Unaccusative verbs are intransitive; intransitive verbs are more natural than transitive verbs because intransitive verbs code fewer core participants than transitive verbs and are natural according to the criterion of least effort, item (b) in the list of axioms.
It seems likely that the adverbs formed from the CP of thoon 'to do' occur with transitive verbs and those from the CP of boon 'to be, become' with intransitive verbs.
If one were to list all the transitive verbs involved in its construction, they would easily include "gathering," "collecting," and "sorting" (none of which, by the way, makes it onto Serra's more steroidal list of actions).
Transitive verbs used intransitively, the muddled heaping of sub-clause on sub-clause, a profligacy with dashes, and numerous awkward expressions: all these things make Light in the Dark Room something of a chore to read, as well as obscuring the arguments it seeks to make.
This involves the use of traditional classification methods that have been trained to recognize statements as assertions when accompanied by words like "said" and "according to" and as subjective opinions when modified by transitive verbs such as "fears," "suspects" or "suggests.

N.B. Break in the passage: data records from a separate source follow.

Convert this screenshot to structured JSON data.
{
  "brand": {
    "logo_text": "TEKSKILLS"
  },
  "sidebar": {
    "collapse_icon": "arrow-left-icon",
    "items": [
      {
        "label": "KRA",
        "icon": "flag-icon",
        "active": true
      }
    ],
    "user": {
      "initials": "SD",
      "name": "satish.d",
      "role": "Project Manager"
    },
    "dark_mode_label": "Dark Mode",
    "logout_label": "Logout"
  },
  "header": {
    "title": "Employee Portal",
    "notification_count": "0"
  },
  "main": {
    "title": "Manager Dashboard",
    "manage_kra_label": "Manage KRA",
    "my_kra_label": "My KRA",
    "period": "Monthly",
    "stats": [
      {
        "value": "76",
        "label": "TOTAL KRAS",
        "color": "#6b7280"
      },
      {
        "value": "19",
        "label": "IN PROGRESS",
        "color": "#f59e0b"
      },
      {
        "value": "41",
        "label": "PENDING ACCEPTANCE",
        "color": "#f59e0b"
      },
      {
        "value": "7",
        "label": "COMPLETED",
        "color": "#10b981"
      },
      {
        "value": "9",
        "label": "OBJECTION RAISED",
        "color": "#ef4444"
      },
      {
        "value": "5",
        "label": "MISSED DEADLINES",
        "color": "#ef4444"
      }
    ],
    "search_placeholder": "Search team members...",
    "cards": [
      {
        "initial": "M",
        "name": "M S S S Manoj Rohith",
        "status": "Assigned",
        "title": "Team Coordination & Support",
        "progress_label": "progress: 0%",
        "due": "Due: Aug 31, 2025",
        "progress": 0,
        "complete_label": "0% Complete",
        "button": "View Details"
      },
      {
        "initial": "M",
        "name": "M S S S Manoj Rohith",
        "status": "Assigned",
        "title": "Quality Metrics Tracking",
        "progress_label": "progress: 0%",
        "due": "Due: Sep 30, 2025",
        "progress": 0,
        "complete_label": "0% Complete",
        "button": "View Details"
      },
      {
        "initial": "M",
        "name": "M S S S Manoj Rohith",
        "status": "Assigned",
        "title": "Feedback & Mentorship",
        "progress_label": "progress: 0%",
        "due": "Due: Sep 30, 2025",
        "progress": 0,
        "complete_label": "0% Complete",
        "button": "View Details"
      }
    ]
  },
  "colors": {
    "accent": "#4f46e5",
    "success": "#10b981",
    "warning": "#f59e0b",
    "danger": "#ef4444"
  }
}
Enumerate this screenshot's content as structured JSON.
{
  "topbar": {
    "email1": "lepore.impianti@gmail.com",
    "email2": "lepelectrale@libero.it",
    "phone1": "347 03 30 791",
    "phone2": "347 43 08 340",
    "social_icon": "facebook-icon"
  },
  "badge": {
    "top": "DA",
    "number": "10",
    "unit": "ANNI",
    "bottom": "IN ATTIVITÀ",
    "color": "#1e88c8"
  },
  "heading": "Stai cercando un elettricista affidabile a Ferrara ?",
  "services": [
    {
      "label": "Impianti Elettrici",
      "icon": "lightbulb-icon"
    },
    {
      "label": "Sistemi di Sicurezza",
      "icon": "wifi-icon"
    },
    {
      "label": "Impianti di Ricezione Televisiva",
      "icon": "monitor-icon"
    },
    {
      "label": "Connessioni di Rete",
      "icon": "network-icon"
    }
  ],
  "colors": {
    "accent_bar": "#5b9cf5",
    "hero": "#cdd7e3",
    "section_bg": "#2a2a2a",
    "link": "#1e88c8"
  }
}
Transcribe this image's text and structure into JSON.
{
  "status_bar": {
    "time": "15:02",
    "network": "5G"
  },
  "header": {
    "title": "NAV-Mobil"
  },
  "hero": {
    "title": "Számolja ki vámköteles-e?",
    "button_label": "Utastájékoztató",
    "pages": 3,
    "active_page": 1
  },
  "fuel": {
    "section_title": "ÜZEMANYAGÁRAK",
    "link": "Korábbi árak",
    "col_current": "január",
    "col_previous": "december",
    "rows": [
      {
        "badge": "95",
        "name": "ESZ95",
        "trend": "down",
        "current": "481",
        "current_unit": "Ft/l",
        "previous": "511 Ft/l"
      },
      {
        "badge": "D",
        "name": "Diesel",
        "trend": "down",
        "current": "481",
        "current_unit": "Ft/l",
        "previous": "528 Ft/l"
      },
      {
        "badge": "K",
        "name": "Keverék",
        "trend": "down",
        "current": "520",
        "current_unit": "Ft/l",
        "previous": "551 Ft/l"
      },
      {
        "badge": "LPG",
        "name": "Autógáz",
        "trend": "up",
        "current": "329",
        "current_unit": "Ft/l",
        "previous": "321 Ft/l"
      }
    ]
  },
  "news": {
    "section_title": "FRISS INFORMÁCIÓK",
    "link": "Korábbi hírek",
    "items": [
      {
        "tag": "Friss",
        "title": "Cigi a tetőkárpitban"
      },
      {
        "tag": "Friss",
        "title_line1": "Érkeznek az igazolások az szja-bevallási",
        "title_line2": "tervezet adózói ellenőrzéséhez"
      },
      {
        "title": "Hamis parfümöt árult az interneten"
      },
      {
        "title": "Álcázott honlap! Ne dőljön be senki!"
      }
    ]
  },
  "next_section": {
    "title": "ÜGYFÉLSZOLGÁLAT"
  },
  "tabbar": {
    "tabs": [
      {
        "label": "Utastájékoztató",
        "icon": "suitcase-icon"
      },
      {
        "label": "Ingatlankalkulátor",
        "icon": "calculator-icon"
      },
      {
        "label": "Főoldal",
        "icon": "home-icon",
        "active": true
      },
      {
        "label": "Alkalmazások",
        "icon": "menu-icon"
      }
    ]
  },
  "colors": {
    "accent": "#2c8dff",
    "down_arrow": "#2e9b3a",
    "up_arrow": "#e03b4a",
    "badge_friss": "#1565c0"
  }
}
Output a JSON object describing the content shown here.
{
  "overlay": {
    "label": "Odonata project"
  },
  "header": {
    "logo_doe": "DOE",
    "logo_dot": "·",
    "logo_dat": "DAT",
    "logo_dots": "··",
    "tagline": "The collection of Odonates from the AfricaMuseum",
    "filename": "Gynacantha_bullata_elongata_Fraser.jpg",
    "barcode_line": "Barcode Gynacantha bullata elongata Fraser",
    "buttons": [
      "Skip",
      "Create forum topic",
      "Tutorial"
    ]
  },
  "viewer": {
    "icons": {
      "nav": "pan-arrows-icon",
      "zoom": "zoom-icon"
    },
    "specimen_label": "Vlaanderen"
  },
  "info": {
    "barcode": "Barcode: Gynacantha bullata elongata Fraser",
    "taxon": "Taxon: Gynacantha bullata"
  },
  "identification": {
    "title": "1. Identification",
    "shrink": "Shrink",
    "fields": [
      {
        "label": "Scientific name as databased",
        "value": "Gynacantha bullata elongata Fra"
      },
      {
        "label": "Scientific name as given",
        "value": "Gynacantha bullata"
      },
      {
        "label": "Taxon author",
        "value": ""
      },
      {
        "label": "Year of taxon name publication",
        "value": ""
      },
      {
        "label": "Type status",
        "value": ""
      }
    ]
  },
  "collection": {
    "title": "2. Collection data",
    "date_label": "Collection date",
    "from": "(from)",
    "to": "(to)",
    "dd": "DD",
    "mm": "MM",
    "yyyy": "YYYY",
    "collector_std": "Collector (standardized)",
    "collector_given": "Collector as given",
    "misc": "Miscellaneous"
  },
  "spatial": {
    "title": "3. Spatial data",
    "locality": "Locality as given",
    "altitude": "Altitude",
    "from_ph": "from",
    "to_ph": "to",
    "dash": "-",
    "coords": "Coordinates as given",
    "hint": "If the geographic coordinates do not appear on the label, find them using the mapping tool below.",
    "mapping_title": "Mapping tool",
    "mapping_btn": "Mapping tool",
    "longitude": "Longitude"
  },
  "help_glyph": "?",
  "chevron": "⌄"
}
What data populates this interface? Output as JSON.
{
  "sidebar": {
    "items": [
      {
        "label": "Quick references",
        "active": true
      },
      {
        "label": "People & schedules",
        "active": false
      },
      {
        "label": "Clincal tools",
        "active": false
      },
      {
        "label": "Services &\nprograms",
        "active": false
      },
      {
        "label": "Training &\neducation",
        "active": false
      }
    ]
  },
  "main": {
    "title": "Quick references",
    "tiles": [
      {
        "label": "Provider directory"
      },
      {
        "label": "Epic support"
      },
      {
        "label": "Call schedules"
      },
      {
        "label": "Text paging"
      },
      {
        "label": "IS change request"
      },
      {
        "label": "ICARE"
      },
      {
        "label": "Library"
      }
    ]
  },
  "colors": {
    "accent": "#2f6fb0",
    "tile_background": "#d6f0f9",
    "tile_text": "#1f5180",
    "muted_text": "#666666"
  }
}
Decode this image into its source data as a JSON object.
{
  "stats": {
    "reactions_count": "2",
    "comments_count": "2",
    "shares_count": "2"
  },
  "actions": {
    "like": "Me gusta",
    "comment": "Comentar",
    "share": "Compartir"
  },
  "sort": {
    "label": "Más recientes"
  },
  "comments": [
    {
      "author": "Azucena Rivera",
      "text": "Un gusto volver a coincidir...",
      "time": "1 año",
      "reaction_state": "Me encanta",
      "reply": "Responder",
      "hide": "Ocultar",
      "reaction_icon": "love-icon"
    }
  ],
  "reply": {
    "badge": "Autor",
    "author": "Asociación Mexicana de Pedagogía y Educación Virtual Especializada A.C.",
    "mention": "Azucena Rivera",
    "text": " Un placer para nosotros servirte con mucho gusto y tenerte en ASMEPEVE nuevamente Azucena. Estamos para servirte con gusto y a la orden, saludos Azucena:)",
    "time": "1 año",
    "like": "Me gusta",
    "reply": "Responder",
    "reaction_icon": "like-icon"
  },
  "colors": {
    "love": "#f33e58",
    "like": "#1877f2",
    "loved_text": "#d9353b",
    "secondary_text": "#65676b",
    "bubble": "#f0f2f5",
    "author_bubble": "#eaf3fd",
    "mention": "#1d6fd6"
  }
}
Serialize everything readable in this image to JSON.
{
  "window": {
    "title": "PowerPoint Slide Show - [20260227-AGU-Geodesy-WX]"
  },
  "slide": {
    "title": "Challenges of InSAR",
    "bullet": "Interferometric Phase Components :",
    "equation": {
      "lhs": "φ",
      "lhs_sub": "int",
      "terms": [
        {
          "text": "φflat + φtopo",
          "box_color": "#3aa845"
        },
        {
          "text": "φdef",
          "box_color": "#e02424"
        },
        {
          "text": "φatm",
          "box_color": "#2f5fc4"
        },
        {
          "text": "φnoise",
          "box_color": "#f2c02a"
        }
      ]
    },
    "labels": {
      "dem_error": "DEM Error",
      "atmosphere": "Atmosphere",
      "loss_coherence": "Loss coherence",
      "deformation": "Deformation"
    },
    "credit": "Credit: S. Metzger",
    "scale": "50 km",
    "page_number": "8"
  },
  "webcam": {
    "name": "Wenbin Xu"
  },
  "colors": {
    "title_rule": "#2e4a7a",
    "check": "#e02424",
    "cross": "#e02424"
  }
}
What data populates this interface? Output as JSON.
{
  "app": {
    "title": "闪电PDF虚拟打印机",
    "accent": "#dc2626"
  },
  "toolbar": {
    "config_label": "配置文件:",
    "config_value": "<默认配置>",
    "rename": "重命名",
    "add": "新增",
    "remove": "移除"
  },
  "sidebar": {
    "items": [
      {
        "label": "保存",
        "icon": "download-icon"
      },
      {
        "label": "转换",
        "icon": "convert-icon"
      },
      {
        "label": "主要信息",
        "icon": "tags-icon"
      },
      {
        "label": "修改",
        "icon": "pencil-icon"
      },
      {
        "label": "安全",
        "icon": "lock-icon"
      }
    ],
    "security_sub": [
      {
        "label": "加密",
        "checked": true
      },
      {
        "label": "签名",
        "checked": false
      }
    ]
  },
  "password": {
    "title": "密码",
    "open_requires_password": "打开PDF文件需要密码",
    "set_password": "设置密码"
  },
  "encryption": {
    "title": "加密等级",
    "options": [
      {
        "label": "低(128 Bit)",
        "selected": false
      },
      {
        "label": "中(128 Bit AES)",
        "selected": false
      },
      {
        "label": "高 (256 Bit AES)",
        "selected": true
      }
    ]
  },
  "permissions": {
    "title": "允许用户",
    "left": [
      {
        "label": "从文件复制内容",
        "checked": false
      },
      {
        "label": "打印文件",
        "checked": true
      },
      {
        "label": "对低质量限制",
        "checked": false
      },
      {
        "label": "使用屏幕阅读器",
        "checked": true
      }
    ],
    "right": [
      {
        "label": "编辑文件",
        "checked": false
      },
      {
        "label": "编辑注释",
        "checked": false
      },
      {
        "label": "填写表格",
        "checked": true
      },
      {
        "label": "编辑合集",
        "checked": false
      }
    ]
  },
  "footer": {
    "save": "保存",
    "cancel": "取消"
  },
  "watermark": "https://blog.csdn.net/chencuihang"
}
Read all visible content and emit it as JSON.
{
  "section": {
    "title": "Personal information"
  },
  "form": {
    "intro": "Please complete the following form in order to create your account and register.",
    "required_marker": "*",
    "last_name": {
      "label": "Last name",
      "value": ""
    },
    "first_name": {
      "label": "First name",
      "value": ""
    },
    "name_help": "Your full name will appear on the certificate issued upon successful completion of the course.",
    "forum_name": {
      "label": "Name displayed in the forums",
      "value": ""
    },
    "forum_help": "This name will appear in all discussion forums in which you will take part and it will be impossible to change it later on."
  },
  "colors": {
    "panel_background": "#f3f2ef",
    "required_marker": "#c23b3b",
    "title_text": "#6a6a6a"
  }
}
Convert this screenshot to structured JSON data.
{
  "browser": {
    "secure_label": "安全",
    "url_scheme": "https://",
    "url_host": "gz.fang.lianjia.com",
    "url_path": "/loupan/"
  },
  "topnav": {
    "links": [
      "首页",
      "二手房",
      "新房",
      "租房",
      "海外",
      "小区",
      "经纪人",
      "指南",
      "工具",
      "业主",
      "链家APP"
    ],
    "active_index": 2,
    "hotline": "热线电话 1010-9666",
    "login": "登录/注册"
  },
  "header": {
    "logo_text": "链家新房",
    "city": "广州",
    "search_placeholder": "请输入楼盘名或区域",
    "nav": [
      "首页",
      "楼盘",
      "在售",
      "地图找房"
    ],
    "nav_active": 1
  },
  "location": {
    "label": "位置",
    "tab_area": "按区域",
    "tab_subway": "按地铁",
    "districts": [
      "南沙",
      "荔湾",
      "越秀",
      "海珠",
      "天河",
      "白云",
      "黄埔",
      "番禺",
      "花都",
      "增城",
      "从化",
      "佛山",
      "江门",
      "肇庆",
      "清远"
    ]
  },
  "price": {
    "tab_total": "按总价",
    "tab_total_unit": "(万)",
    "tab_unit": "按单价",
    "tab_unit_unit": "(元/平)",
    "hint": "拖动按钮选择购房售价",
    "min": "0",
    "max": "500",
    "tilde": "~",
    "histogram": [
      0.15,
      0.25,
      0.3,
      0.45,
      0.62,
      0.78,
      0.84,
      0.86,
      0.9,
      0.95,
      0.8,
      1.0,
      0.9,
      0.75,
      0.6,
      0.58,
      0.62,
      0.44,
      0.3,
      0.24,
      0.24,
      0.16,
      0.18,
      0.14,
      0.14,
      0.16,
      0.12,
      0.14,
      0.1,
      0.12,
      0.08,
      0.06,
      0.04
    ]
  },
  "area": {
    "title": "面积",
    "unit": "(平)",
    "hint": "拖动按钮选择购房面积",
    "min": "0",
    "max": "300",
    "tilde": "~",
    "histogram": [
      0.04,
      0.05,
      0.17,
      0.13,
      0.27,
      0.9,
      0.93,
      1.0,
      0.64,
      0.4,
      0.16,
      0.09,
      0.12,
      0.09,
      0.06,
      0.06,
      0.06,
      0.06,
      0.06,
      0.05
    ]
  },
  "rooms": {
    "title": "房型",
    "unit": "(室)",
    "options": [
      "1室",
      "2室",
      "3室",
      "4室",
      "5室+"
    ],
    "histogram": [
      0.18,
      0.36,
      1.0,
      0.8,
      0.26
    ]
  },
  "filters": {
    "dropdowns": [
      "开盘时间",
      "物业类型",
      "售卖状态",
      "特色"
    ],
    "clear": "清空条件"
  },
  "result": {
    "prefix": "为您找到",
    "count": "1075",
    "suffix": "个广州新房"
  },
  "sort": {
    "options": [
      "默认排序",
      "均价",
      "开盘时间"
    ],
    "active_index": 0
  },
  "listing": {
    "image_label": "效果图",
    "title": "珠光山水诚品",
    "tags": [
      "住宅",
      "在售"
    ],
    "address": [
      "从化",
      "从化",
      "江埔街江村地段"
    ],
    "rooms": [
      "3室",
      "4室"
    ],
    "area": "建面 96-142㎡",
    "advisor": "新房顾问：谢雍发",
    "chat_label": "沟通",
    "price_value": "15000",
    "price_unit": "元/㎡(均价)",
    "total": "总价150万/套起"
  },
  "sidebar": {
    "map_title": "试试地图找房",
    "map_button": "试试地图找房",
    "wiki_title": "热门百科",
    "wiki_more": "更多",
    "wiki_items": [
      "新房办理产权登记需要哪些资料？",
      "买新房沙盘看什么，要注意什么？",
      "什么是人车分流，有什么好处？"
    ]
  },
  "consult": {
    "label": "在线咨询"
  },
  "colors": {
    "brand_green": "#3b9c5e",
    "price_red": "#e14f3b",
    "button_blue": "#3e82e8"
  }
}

Thus it follows (if we assume that Croutons are the only relevant Spice-assigners) that a passive participle of a transitive verb must be followed by a Crouton and furthermore that only transitive verbs will appear in passive constructions; thus (16i) follows as a theorem.
Seven patterns are discussed; transitive verbs selecting into -ing complements, transitive verbs selecting out of -ing complements, intransitive verbs selecting on -ing complements, adjectives selecting to infinitive and to -ing complements, intransitive verbs selecting to infinitive and to -ing complements, nouns selecting to infinitive and to -ing complements, and intrasitive verbs selecting towards/toward - ing.
According to proponents of this view, intensional transitive verbs such as "want," "seek," or "resemble" are actually propositional attitude verbs in disguise.
Confusingly, in OFED there are two separate entries under 'defroissier' with similar meanings, both said to be transitive verbs, but OFED is probably correct in relating 'defroit' to 'defraindre' rather than to 'defroissier' as in Greimas.
From the fact that only sentences with transitive verbs can be turned into the passive it must not be inferred that any sentence with a transitive verb and a direct object can be made passive.
Note, however, that the transitive verbs with these meanings are never used in their literal sense to refer to directed motion.